Remember on Oscar night when Slumdog won? It seemed like a thousand little Indian kids were running around like it was a Billy Madison graduation party. I like that the director Danny Boyle and crew were able to fly as many of the cast out as they could. They definitely took it all in. The reason I bring that up is that the movie really gives you a sense that it cares about the actors and the characters they portray. As a result the young actors, especially the children, shine. And since the actors are all unknowns, it reinforces the movie's theme of fate allowing one to overcome difficult odds.
Also, Andrew looks like Samir, the older brother.
The cinematography was great. Most of the movie took place in the sprawling slums of Mumbai. It shows third world poverty and overpopulation at its worst. Those visuals are so striking, all those people gotta be cg, right? It's unbelievable that people live in those conditions. Then they were able to create great chase sequences through this bustle. The setting also changes as time passes, although they do not do this as well as the astonishing City of God.
Speaking of which, Slumdog shares a lot thematically with City of God. Slumdog is set in the slums of Mumbai, City is set in the favelas of Rio. Both focus on the effects of poverty, violence, gangs, overpopulation, the values and flaws, the accomplishments and losses, and the humanity of those who live there. In slumdog, the main character Jamal maintains his purity and innocence. Fate then allows him to instantaneously leave his difficult circumstances behind, and get the girl. (Who grows up to be gorgeous. I wonder if he would still fall head over heels if she turned out to look like Juliet Lewis.) But how many people can fate allow to be on a game show?
In City of God, all the characters struggled with their circumstances. There was no convenient escape. The characters in that movie had to choose to confront their society, or else be devoured by it. Rocket, the protag in City of God, was the closest to leaving the favela when he got a job as a photographer at a newspaper. But his assignment was to return to the favela to document what was taking place. In a memorable scene, he was stranded as a bystander in the middle of a gunfight.

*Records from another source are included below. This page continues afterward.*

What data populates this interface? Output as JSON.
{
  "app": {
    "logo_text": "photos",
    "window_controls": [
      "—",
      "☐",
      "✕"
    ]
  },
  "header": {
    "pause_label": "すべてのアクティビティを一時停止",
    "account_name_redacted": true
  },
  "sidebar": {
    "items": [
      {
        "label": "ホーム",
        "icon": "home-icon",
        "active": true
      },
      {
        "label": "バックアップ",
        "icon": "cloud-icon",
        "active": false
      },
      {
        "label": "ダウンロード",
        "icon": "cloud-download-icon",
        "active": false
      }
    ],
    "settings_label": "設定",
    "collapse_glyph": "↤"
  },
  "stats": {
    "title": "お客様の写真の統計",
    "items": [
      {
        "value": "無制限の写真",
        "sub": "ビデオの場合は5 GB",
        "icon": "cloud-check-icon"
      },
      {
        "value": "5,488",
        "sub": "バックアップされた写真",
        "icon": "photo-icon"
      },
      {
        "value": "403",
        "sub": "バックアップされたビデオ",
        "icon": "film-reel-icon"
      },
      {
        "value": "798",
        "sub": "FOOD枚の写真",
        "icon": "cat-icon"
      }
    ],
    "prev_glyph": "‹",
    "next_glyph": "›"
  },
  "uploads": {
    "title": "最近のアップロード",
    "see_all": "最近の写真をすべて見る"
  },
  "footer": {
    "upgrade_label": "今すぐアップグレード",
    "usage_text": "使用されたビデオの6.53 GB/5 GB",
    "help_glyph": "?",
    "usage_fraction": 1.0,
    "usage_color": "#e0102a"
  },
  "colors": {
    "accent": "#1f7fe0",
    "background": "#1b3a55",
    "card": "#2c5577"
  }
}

City of God is a better movie, but Slumdog got the Oscar. It was the one I would have voted for out of those selected. It is more accessible than City of God, I guess. There were some dark and tense moments, but everything falls the way that we would want them to. I think it would be interesting to know what Jamal would do with his money, but unfortunately, the movie doesn't go there. If anything, he should spring for some dance lessons.
Which leads me to my turd in the punchbowl moment. Was the dance at the end of the movie necessary? It was out of place. It didn't fit the tone of the movie at all. I'm sure it was a nod to bollywood style movies, and maybe it was fun for those involved. But its still out of place. It would be akin to Benicio del Toro doing a Mexican hat dance at the end of Traffic. I knew some girls who would love to throw Bollywood parties, because they couldn't get enough of the kitsch and melodrama. I always thought that stuff was annoying.
Shudder. It's MIA. She has all the appeal of a kick to the min. Why is she still around?